## What the task requires:
Copy out all of the records, exactly as they appear.
####################
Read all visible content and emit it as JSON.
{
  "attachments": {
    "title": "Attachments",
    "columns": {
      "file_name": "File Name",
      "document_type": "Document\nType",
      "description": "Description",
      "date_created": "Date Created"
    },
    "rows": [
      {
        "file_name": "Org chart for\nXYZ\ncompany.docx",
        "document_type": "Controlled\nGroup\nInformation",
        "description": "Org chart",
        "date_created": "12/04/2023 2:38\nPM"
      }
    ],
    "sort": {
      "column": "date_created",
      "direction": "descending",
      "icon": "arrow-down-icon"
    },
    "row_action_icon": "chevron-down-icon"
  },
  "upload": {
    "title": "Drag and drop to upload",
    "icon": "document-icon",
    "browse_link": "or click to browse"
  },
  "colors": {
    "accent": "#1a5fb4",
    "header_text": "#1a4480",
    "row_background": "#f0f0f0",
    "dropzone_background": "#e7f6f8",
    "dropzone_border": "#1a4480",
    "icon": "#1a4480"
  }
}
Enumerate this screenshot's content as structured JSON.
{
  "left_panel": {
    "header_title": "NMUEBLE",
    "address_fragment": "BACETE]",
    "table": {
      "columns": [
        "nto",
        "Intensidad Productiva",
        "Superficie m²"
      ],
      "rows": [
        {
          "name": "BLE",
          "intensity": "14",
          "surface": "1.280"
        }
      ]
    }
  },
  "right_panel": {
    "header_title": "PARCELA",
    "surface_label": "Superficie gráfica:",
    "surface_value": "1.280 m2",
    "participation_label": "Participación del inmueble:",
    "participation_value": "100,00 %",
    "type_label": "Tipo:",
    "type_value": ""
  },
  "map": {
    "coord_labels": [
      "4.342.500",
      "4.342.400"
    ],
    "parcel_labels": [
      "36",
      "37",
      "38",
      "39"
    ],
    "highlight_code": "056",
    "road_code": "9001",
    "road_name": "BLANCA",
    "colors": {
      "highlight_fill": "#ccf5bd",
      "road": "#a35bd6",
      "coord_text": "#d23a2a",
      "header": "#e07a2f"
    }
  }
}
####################
## Answer for the task:
Read all visible content and emit it as JSON.
{
  "attachments": {
    "title": "Attachments",
    "columns": {
      "file_name": "File Name",
      "document_type": "Document\nType",
      "description": "Description",
      "date_created": "Date Created"
    },
    "rows": [
      {
        "file_name": "Org chart for\nXYZ\ncompany.docx",
        "document_type": "Controlled\nGroup\nInformation",
        "description": "Org chart",
        "date_created": "12/04/2023 2:38\nPM"
      }
    ],
    "sort": {
      "column": "date_created",
      "direction": "descending",
      "icon": "arrow-down-icon"
    },
    "row_action_icon": "chevron-down-icon"
  },
  "upload": {
    "title": "Drag and drop to upload",
    "icon": "document-icon",
    "browse_link": "or click to browse"
  },
  "colors": {
    "accent": "#1a5fb4",
    "header_text": "#1a4480",
    "row_background": "#f0f0f0",
    "dropzone_background": "#e7f6f8",
    "dropzone_border": "#1a4480",
    "icon": "#1a4480"
  }
}
Enumerate this screenshot's content as structured JSON.
{
  "left_panel": {
    "header_title": "NMUEBLE",
    "address_fragment": "BACETE]",
    "table": {
      "columns": [
        "nto",
        "Intensidad Productiva",
        "Superficie m²"
      ],
      "rows": [
        {
          "name": "BLE",
          "intensity": "14",
          "surface": "1.280"
        }
      ]
    }
  },
  "right_panel": {
    "header_title": "PARCELA",
    "surface_label": "Superficie gráfica:",
    "surface_value": "1.280 m2",
    "participation_label": "Participación del inmueble:",
    "participation_value": "100,00 %",
    "type_label": "Tipo:",
    "type_value": ""
  },
  "map": {
    "coord_labels": [
      "4.342.500",
      "4.342.400"
    ],
    "parcel_labels": [
      "36",
      "37",
      "38",
      "39"
    ],
    "highlight_code": "056",
    "road_code": "9001",
    "road_name": "BLANCA",
    "colors": {
      "highlight_fill": "#ccf5bd",
      "road": "#a35bd6",
      "coord_text": "#d23a2a",
      "header": "#e07a2f"
    }
  }
}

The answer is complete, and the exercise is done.